■ Interface dataset entries ■

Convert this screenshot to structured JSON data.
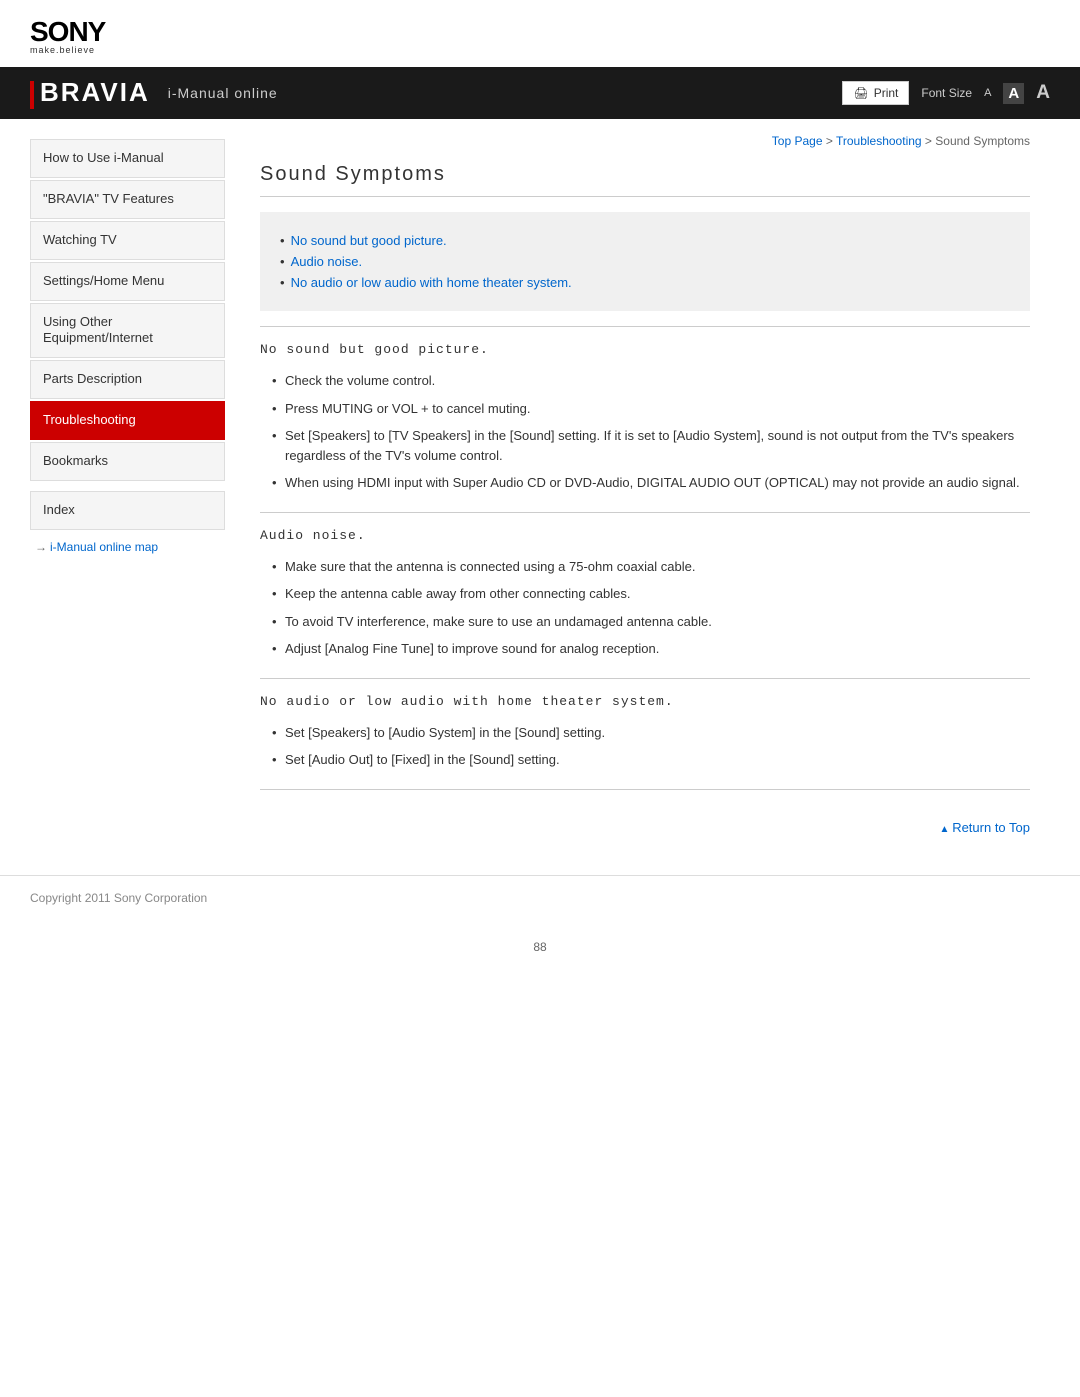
{
  "logo": {
    "sony": "SONY",
    "tagline": "make.believe"
  },
  "header": {
    "bravia": "BRAVIA",
    "imanual": "i-Manual online",
    "print_label": "Print",
    "font_size_label": "Font Size",
    "font_small": "A",
    "font_medium": "A",
    "font_large": "A"
  },
  "breadcrumb": {
    "top_page": "Top Page",
    "separator1": " > ",
    "troubleshooting": "Troubleshooting",
    "separator2": " > ",
    "current": "Sound Symptoms"
  },
  "sidebar": {
    "items": [
      {
        "label": "How to Use i-Manual",
        "active": false
      },
      {
        "label": "\"BRAVIA\" TV Features",
        "active": false
      },
      {
        "label": "Watching TV",
        "active": false
      },
      {
        "label": "Settings/Home Menu",
        "active": false
      },
      {
        "label": "Using Other Equipment/Internet",
        "active": false
      },
      {
        "label": "Parts Description",
        "active": false
      },
      {
        "label": "Troubleshooting",
        "active": true
      },
      {
        "label": "Bookmarks",
        "active": false
      }
    ],
    "index_label": "Index",
    "map_link": "i-Manual online map"
  },
  "content": {
    "page_title": "Sound Symptoms",
    "summary_links": [
      "No sound but good picture.",
      "Audio noise.",
      "No audio or low audio with home theater system."
    ],
    "sections": [
      {
        "title": "No sound but good picture.",
        "items": [
          "Check the volume control.",
          "Press MUTING or VOL + to cancel muting.",
          "Set [Speakers] to [TV Speakers] in the [Sound] setting. If it is set to [Audio System], sound is not output from the TV's speakers regardless of the TV's volume control.",
          "When using HDMI input with Super Audio CD or DVD-Audio, DIGITAL AUDIO OUT (OPTICAL) may not provide an audio signal."
        ]
      },
      {
        "title": "Audio noise.",
        "items": [
          "Make sure that the antenna is connected using a 75-ohm coaxial cable.",
          "Keep the antenna cable away from other connecting cables.",
          "To avoid TV interference, make sure to use an undamaged antenna cable.",
          "Adjust [Analog Fine Tune] to improve sound for analog reception."
        ]
      },
      {
        "title": "No audio or low audio with home theater system.",
        "items": [
          "Set [Speakers] to [Audio System] in the [Sound] setting.",
          "Set [Audio Out] to [Fixed] in the [Sound] setting."
        ]
      }
    ],
    "return_top": "Return to Top"
  },
  "footer": {
    "copyright": "Copyright 2011 Sony Corporation"
  },
  "page_number": "88"
}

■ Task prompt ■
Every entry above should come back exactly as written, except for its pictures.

■ The answer ■
Convert this screenshot to structured JSON data.
{
  "logo": {
    "sony": "SONY",
    "tagline": "make.believe"
  },
  "header": {
    "bravia": "BRAVIA",
    "imanual": "i-Manual online",
    "print_label": "Print",
    "font_size_label": "Font Size",
    "font_small": "A",
    "font_medium": "A",
    "font_large": "A"
  },
  "breadcrumb": {
    "top_page": "Top Page",
    "separator1": " > ",
    "troubleshooting": "Troubleshooting",
    "separator2": " > ",
    "current": "Sound Symptoms"
  },
  "sidebar": {
    "items": [
      {
        "label": "How to Use i-Manual",
        "active": false
      },
      {
        "label": "\"BRAVIA\" TV Features",
        "active": false
      },
      {
        "label": "Watching TV",
        "active": false
      },
      {
        "label": "Settings/Home Menu",
        "active": false
      },
      {
        "label": "Using Other Equipment/Internet",
        "active": false
      },
      {
        "label": "Parts Description",
        "active": false
      },
      {
        "label": "Troubleshooting",
        "active": true
      },
      {
        "label": "Bookmarks",
        "active": false
      }
    ],
    "index_label": "Index",
    "map_link": "i-Manual online map"
  },
  "content": {
    "page_title": "Sound Symptoms",
    "summary_links": [
      "No sound but good picture.",
      "Audio noise.",
      "No audio or low audio with home theater system."
    ],
    "sections": [
      {
        "title": "No sound but good picture.",
        "items": [
          "Check the volume control.",
          "Press MUTING or VOL + to cancel muting.",
          "Set [Speakers] to [TV Speakers] in the [Sound] setting. If it is set to [Audio System], sound is not output from the TV's speakers regardless of the TV's volume control.",
          "When using HDMI input with Super Audio CD or DVD-Audio, DIGITAL AUDIO OUT (OPTICAL) may not provide an audio signal."
        ]
      },
      {
        "title": "Audio noise.",
        "items": [
          "Make sure that the antenna is connected using a 75-ohm coaxial cable.",
          "Keep the antenna cable away from other connecting cables.",
          "To avoid TV interference, make sure to use an undamaged antenna cable.",
          "Adjust [Analog Fine Tune] to improve sound for analog reception."
        ]
      },
      {
        "title": "No audio or low audio with home theater system.",
        "items": [
          "Set [Speakers] to [Audio System] in the [Sound] setting.",
          "Set [Audio Out] to [Fixed] in the [Sound] setting."
        ]
      }
    ],
    "return_top": "Return to Top"
  },
  "footer": {
    "copyright": "Copyright 2011 Sony Corporation"
  },
  "page_number": "88"
}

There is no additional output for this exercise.